Excerpts from an interface dataset:
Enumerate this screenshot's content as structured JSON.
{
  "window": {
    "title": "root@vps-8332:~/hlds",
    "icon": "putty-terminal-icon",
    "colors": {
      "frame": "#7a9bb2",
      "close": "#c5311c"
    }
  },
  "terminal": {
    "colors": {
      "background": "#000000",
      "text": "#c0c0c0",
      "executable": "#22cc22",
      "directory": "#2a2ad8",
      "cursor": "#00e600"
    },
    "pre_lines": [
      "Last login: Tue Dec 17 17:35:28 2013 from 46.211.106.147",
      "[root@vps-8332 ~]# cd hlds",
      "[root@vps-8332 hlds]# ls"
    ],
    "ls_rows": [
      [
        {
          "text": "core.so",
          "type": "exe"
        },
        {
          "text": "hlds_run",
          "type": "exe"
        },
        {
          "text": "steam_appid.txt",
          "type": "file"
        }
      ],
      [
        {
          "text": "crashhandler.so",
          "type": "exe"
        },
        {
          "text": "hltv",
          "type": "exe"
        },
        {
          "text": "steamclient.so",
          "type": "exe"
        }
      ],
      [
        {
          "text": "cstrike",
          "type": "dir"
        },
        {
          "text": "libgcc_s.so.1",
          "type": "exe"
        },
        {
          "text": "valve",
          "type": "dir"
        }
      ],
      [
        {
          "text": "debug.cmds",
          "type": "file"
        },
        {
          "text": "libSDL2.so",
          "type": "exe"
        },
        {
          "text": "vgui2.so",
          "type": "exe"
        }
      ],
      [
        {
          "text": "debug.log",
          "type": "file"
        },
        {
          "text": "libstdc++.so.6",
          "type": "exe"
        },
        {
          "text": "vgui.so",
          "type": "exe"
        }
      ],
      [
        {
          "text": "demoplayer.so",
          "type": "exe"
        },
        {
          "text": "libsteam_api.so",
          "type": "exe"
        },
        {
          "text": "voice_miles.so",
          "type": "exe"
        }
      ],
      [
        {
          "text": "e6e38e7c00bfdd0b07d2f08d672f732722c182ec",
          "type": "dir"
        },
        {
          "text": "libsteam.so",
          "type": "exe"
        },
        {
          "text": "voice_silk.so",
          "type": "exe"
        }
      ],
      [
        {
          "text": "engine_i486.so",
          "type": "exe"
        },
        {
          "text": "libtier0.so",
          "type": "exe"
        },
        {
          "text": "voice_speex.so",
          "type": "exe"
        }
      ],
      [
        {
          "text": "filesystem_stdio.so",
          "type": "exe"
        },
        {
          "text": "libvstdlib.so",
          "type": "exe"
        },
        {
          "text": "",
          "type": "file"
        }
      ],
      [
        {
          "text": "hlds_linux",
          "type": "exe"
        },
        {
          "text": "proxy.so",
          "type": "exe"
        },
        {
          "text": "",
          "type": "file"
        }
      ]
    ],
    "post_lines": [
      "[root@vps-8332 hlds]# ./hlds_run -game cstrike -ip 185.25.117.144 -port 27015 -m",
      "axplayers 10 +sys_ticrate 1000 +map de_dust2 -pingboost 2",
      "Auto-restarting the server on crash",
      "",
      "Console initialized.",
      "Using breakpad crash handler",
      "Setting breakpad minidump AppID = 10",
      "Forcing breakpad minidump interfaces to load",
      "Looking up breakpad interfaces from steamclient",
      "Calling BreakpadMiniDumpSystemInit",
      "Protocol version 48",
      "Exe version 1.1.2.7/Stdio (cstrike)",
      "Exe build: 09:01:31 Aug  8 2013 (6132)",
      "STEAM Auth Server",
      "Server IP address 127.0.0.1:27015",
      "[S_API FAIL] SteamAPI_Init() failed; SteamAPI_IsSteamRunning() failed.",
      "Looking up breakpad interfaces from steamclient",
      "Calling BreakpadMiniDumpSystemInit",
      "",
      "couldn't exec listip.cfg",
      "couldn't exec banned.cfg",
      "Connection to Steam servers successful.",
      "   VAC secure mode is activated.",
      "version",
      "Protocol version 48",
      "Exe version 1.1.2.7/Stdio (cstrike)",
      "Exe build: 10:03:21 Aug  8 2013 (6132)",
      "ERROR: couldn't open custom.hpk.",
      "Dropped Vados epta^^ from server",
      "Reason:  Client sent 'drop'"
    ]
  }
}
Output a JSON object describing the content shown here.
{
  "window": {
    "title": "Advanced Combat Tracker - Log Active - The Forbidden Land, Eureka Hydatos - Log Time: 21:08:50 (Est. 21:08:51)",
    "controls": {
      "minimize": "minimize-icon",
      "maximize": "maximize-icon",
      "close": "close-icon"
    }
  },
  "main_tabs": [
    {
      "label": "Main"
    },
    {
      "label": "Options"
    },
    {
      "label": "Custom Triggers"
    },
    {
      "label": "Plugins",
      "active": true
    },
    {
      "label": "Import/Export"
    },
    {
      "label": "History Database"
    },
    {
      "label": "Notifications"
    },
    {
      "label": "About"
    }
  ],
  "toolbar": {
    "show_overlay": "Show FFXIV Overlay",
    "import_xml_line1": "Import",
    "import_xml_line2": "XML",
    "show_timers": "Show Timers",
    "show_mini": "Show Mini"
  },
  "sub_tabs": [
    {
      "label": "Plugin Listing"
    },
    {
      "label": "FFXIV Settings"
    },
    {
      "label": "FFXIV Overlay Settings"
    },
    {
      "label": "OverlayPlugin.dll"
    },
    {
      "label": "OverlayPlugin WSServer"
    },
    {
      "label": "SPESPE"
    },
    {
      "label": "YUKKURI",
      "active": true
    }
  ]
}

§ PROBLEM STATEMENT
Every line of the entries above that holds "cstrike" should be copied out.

§ EXERCISE RESULT
          "text": "cstrike",
      "[root@vps-8332 hlds]# ./hlds_run -game cstrike -ip 185.25.117.144 -port 27015 -m",
      "Exe version 1.1.2.7/Stdio (cstrike)",
      "Exe version 1.1.2.7/Stdio (cstrike)",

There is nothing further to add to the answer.